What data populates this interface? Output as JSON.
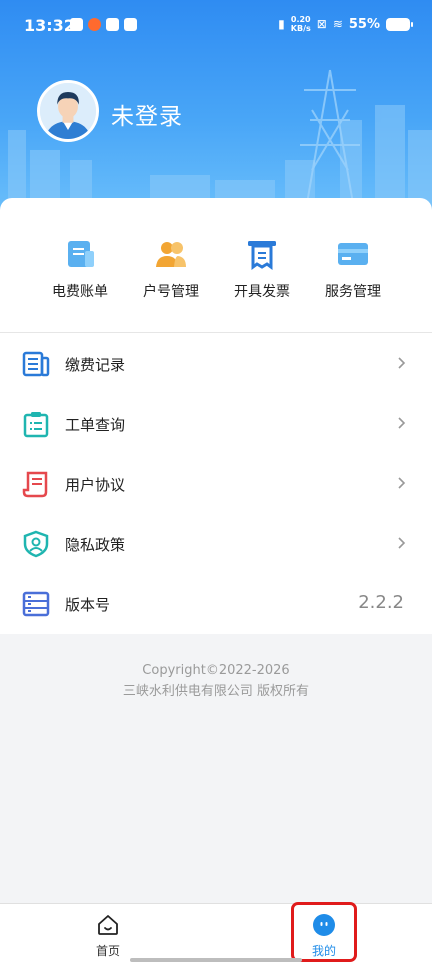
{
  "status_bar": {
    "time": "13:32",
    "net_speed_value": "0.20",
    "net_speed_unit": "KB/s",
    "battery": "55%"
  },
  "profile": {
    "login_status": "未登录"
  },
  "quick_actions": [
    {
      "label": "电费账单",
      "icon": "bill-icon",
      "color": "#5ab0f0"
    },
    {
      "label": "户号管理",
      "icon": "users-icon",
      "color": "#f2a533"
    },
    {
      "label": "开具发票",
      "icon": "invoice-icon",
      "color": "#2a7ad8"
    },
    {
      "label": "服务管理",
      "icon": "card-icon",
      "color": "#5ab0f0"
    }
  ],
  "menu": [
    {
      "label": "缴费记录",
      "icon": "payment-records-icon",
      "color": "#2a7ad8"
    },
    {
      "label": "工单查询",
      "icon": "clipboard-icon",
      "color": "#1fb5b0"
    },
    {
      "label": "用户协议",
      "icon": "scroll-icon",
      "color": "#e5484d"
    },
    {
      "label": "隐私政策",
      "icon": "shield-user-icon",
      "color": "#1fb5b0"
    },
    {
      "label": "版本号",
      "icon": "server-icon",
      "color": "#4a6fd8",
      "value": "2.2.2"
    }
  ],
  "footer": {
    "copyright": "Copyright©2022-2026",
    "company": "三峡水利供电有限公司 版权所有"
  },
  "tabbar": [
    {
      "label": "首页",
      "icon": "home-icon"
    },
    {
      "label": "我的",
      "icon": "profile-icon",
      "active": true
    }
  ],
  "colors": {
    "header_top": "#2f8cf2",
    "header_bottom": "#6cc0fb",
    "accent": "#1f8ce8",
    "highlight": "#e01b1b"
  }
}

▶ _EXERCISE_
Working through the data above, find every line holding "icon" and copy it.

▶ _TASK RESULT_
      "icon": "bill-icon",
      "icon": "users-icon",
      "icon": "invoice-icon",
      "icon": "card-icon",
      "icon": "payment-records-icon",
      "icon": "clipboard-icon",
      "icon": "scroll-icon",
      "icon": "shield-user-icon",
      "icon": "server-icon",
      "icon": "home-icon"
      "icon": "profile-icon",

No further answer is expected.